▶ [WORK TO BE COMPLETED]: Read through the entries below and return each line with the word "source".

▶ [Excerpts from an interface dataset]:
────────

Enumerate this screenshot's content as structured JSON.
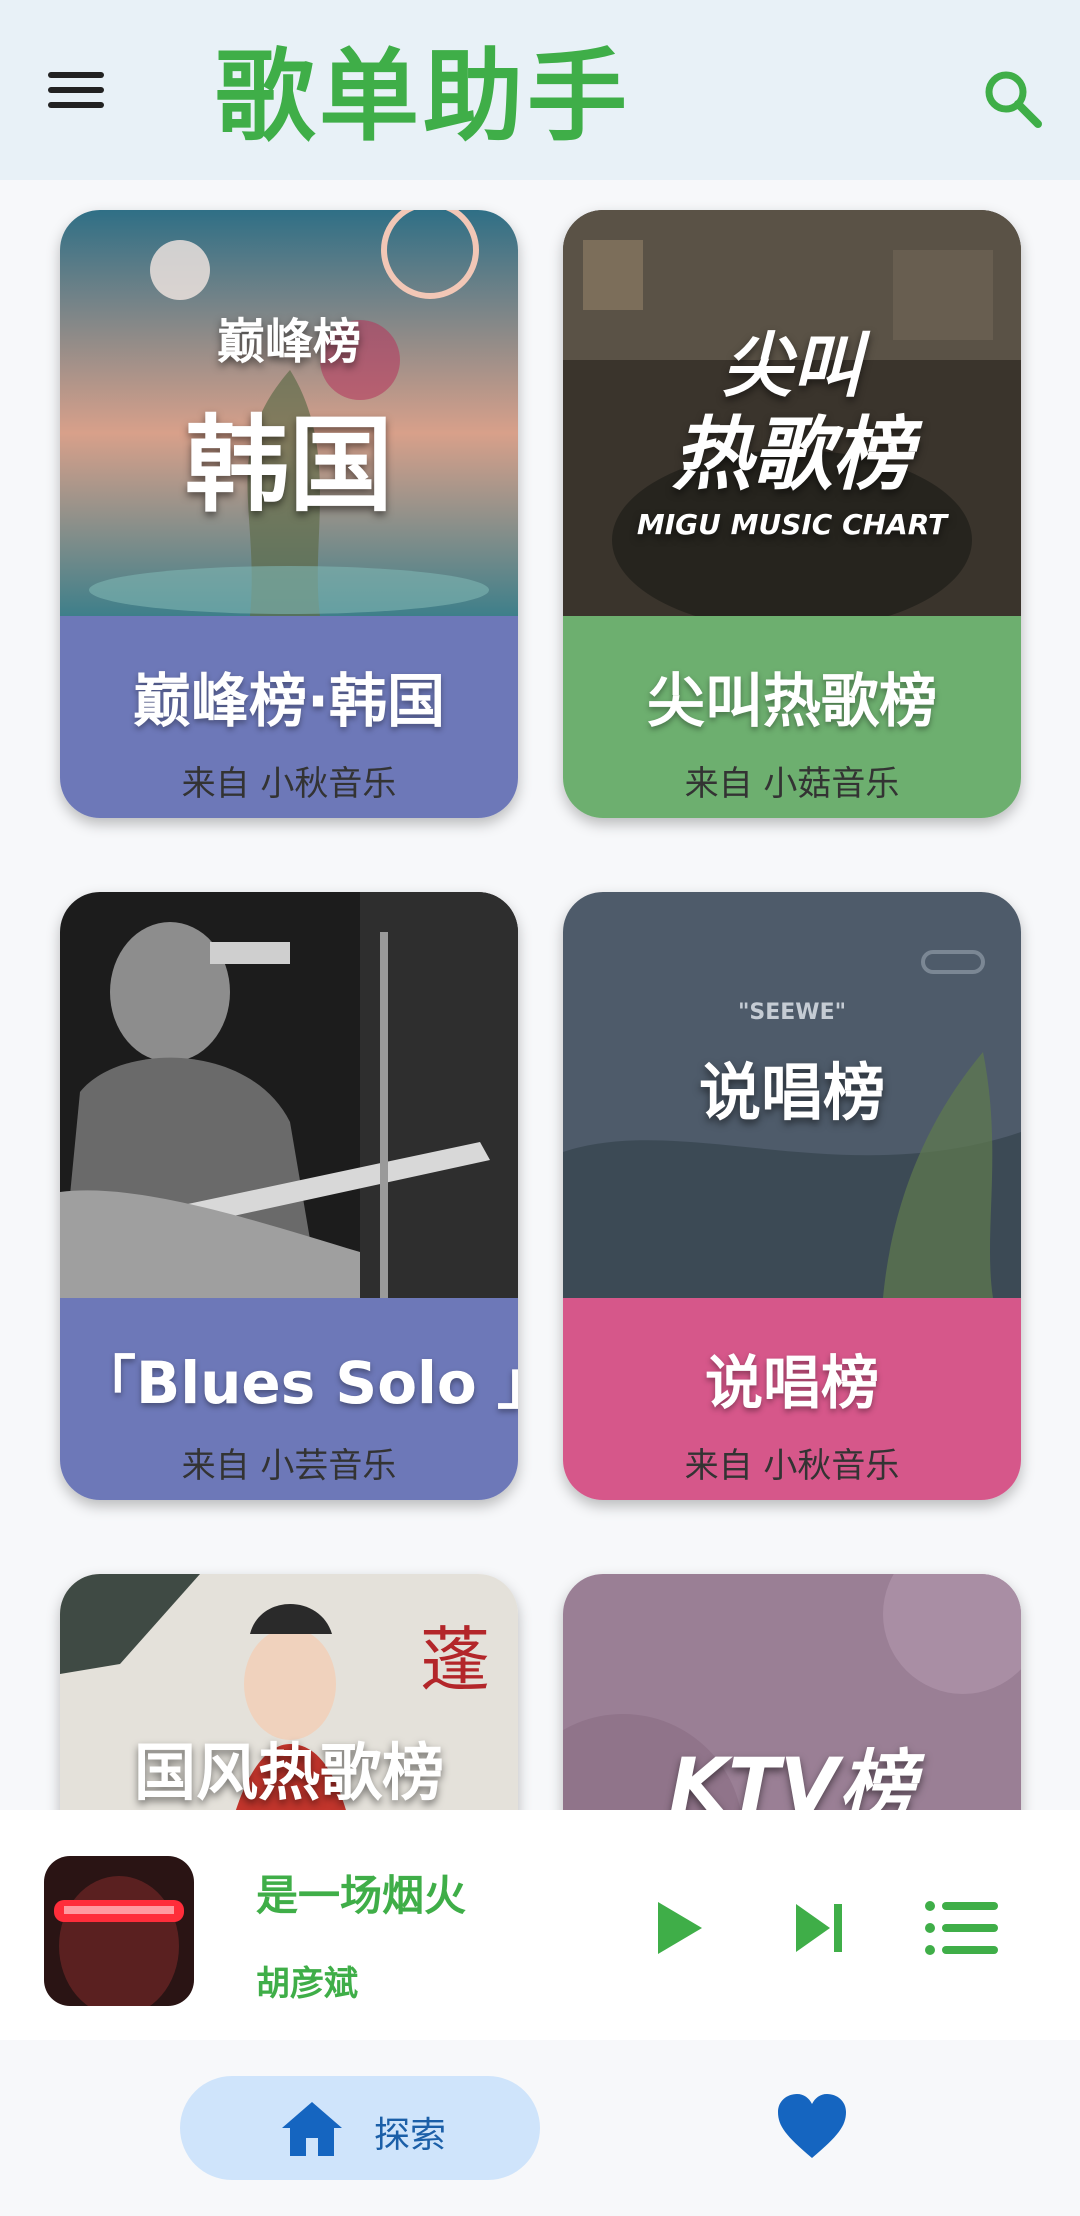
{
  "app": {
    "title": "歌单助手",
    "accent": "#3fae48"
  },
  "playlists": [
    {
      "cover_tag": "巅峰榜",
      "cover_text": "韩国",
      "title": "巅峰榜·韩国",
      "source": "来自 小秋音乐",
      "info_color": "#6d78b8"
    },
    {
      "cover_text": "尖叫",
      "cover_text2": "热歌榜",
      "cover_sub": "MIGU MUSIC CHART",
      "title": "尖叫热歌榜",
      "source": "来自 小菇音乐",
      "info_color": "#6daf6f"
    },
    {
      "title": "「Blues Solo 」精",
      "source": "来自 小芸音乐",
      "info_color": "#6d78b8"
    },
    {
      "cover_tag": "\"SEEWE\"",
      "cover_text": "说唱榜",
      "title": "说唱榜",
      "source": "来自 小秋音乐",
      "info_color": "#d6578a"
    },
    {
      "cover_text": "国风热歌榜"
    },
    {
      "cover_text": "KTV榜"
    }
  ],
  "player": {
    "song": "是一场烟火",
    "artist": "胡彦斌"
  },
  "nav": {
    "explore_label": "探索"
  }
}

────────

▶ [TASK OUTPUT]:
      "source": "来自 小秋音乐",
      "source": "来自 小菇音乐",
      "source": "来自 小芸音乐",
      "source": "来自 小秋音乐",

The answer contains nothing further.